## ABOUT THIS TASK
Copy each line below that includes "рождения".

Component data from apps and pages
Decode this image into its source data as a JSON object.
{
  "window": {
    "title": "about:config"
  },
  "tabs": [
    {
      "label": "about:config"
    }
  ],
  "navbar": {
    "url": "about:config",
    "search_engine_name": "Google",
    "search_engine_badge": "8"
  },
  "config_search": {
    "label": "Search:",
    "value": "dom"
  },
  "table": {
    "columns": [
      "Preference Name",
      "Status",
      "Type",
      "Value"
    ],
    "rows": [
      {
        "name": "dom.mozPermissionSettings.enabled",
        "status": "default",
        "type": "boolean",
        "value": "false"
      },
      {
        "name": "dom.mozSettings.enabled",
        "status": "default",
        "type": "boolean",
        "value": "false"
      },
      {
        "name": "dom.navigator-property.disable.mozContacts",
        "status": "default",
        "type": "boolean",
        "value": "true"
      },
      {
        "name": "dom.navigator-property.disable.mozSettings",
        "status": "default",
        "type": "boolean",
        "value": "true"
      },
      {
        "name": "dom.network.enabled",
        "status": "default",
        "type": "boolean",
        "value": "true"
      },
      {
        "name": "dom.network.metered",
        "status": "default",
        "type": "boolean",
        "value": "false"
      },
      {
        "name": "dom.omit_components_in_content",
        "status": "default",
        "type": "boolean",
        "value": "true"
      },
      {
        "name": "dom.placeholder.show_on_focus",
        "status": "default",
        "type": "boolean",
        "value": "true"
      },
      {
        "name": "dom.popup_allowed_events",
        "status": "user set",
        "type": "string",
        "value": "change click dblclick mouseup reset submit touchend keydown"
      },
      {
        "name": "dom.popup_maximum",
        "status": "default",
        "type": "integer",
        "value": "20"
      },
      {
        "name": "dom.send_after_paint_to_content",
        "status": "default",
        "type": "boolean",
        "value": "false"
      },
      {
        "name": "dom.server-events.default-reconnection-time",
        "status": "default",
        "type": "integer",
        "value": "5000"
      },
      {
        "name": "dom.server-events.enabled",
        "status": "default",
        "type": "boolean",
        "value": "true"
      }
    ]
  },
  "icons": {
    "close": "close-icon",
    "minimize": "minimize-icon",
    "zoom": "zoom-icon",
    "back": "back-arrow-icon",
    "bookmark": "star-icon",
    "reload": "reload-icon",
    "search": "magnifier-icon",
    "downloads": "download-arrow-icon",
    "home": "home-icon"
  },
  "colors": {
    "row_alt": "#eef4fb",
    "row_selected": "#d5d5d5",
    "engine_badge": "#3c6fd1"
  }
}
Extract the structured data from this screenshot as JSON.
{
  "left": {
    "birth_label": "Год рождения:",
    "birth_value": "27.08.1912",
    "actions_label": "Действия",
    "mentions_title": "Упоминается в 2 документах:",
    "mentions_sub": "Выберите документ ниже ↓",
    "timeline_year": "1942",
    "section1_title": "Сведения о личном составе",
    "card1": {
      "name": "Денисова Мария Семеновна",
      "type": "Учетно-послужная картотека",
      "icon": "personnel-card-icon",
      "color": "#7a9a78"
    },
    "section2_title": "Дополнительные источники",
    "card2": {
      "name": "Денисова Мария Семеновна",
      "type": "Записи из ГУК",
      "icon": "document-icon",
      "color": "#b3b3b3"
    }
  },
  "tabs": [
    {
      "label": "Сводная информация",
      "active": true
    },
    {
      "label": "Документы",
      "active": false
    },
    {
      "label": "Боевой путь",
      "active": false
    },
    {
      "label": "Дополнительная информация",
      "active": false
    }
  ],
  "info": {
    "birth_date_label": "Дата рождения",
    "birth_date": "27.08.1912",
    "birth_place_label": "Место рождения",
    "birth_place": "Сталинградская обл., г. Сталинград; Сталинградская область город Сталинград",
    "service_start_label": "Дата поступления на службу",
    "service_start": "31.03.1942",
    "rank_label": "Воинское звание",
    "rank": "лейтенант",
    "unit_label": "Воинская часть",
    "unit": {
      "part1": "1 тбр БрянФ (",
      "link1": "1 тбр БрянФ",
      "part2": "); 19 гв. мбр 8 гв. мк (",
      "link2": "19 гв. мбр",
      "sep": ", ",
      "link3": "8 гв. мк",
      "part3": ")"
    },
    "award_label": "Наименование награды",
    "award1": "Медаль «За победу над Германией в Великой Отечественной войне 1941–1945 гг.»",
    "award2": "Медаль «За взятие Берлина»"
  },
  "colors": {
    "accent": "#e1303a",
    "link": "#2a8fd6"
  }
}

## RESPONSE BOX
    "birth_label": "Год рождения:",
    "birth_date_label": "Дата рождения",
    "birth_place_label": "Место рождения",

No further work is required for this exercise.